=== Data for the task ===
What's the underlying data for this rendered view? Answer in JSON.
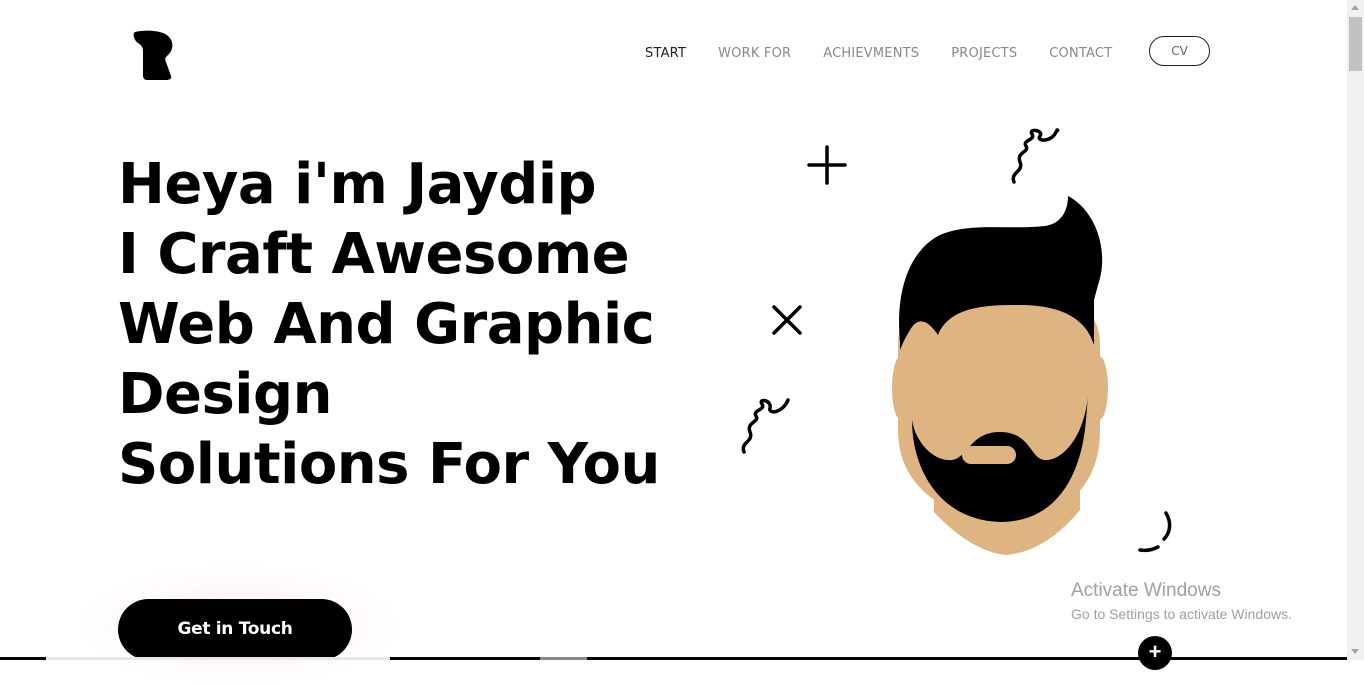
{
  "nav": {
    "items": [
      {
        "label": "START",
        "active": true
      },
      {
        "label": "WORK FOR",
        "active": false
      },
      {
        "label": "ACHIEVMENTS",
        "active": false
      },
      {
        "label": "PROJECTS",
        "active": false
      },
      {
        "label": "CONTACT",
        "active": false
      }
    ],
    "cv_label": "CV"
  },
  "hero": {
    "lines": [
      "Heya i'm Jaydip",
      "I Craft Awesome",
      "Web And Graphic",
      "Design",
      "Solutions For You"
    ],
    "cta_label": "Get in Touch"
  },
  "watermark": {
    "title": "Activate Windows",
    "subtitle": "Go to Settings to activate Windows."
  },
  "scroll_button_glyph": "+",
  "colors": {
    "text": "#000000",
    "nav_inactive": "#888888",
    "skin": "#dfb483",
    "hair": "#000000"
  }
}
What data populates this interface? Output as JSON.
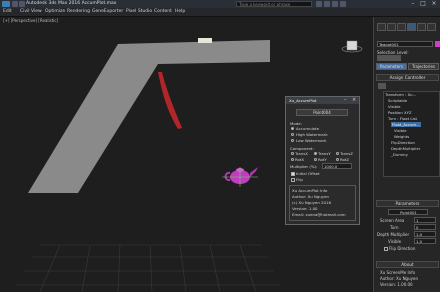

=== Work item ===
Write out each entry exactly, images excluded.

=== Answer to this exercise ===
What's the underlying data for this rendered view? Answer in JSON.
{
  "nav": {
    "items": [
      {
        "label": "START",
        "active": true
      },
      {
        "label": "WORK FOR",
        "active": false
      },
      {
        "label": "ACHIEVMENTS",
        "active": false
      },
      {
        "label": "PROJECTS",
        "active": false
      },
      {
        "label": "CONTACT",
        "active": false
      }
    ],
    "cv_label": "CV"
  },
  "hero": {
    "lines": [
      "Heya i'm Jaydip",
      "I Craft Awesome",
      "Web And Graphic",
      "Design",
      "Solutions For You"
    ],
    "cta_label": "Get in Touch"
  },
  "watermark": {
    "title": "Activate Windows",
    "subtitle": "Go to Settings to activate Windows."
  },
  "scroll_button_glyph": "+",
  "colors": {
    "text": "#000000",
    "nav_inactive": "#888888",
    "skin": "#dfb483",
    "hair": "#000000"
  }
}
What data populates this interface? Output as JSON.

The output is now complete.